          • LHathaway

            No global warming scientist has explained why it has gotten colder since 1999. At least it has where I live. It’s sad they are building so many new reactors. What happens when fusion comes on line (if it does). What happens when containment fails (you know it will)? As long as they are prepared for that and this cost is considered.

          • LHathaway

            when i discussed early. . the earth cooling over 4 billion years, or is it 5 or 6 billion years? They always say the earth cooled (and a solid crust formed) after a few million years or something? Well, going by their own logic and assumptions. . shouldn’t the rest of the Earth have cooled. . oh, some time in the 4 billion years since? I don’t know.

        • SentryattheGate

          Claudius, you may find this interesting; Asian-American Studies (Ford and Rockefeller Foundation-funded) professor at UC-Davis Darrell Hamamoto, in his book, Servitors of Empire, reports on why Indians and Chinese are being imported en masse to head up the top tiers of US science, engineering, technology (and Latinos to head up the welfare/social services “culture”). He has been punished by UC for revealing all this, by cutting his pay by 25%. Interestingly, UC’s president is now Janet Napolitano, ex-head of Homeland Security, and ex-governor of Arizona (where she opposed citizen propositions to secure their border and refuse benefits to illegals).

          • LHathaway

            They’re being imported here, same as all the other immigrants, who happen to nearly all be men, they are here to marry affirmative action females . . . The have similar ‘interests’, it turns out.
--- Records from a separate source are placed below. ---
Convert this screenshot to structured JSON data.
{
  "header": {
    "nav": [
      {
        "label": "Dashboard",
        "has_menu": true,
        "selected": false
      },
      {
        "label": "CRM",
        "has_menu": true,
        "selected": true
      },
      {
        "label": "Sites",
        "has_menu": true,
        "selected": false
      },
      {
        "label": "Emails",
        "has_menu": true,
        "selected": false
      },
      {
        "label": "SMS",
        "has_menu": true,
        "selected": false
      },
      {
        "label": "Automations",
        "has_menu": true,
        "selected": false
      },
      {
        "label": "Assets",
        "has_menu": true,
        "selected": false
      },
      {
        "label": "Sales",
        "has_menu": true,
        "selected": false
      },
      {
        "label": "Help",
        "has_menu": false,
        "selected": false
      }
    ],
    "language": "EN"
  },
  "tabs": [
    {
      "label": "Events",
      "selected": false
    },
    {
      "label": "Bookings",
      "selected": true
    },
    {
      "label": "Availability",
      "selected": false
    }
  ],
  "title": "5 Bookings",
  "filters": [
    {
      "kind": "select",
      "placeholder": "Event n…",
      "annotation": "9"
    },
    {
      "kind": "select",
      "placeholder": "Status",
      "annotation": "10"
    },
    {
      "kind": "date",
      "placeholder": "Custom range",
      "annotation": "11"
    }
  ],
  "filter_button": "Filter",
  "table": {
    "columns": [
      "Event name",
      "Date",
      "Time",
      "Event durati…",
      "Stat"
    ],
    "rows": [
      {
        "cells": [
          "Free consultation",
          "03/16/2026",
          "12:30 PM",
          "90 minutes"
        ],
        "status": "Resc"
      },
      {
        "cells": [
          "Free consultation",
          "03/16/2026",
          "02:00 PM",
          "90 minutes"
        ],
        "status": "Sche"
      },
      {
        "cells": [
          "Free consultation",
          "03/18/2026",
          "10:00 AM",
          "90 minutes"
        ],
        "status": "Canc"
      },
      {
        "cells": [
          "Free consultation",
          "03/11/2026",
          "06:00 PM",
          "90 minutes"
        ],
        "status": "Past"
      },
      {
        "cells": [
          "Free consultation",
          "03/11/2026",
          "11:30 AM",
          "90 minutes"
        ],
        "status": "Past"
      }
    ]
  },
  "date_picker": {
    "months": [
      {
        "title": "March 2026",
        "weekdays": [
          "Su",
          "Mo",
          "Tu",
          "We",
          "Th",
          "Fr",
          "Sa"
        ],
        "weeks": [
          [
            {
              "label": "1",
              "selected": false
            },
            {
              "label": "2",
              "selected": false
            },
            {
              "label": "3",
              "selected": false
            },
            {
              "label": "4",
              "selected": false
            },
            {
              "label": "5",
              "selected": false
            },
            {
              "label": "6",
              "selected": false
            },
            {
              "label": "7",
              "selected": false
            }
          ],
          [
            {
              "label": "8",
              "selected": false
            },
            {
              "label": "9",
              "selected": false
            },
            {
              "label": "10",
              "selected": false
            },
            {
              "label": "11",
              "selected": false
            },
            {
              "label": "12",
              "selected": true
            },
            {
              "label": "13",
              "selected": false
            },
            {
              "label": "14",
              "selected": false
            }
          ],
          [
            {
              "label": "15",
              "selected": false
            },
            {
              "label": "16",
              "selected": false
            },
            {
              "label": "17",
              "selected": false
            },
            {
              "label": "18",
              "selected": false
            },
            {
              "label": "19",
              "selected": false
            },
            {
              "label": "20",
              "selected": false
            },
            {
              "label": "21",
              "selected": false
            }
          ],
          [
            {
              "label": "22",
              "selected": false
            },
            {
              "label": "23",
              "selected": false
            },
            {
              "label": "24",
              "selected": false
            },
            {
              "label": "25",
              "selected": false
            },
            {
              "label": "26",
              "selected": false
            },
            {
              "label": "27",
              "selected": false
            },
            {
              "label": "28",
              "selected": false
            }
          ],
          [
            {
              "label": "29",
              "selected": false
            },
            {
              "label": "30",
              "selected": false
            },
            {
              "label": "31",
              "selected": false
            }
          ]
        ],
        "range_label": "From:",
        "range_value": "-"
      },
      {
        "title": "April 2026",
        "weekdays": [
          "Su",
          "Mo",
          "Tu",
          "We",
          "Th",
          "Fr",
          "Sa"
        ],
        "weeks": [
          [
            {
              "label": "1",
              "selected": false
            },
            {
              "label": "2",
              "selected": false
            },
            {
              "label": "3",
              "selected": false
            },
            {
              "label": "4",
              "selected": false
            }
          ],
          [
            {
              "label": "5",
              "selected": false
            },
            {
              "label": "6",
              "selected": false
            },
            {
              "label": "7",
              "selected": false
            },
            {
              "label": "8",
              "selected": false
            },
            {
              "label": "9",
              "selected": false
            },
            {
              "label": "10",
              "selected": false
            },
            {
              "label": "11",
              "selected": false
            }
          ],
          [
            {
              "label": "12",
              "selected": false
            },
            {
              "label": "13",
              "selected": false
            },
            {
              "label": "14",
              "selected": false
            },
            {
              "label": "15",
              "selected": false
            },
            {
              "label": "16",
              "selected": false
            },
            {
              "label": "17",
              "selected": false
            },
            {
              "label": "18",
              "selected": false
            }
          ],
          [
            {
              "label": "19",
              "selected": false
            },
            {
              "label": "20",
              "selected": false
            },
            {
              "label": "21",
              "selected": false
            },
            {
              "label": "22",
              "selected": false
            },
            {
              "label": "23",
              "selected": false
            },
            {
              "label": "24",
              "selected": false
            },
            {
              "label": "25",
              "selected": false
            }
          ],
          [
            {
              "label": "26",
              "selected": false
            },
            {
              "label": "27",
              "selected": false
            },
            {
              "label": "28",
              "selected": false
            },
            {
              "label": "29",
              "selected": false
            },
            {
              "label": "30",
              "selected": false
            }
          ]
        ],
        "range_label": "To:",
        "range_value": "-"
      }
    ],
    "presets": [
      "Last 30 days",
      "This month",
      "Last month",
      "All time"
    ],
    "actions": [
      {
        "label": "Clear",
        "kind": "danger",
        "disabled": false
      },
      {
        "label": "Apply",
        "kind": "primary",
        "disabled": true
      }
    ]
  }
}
It could start in the way they got their jobs.

  • Dale McNamee

    Why aren’t these “creatures” exterminated ? I guess treason doesn’t matter to “our betters” that infest the government….

    Maybe it’ll take a nuke attack to wake people up… I hope not !

  • Joe Biden

    He is only facing 5 years. Is this a joke??

  • henry ong

    Hey guys do not get carried away about this fellow or statement that he can make a nuke.
    To me he looks more like a con artist to make a fast buck from Venezuela.

  • David Ashton

    Don’t forget bio-war and cyber-war.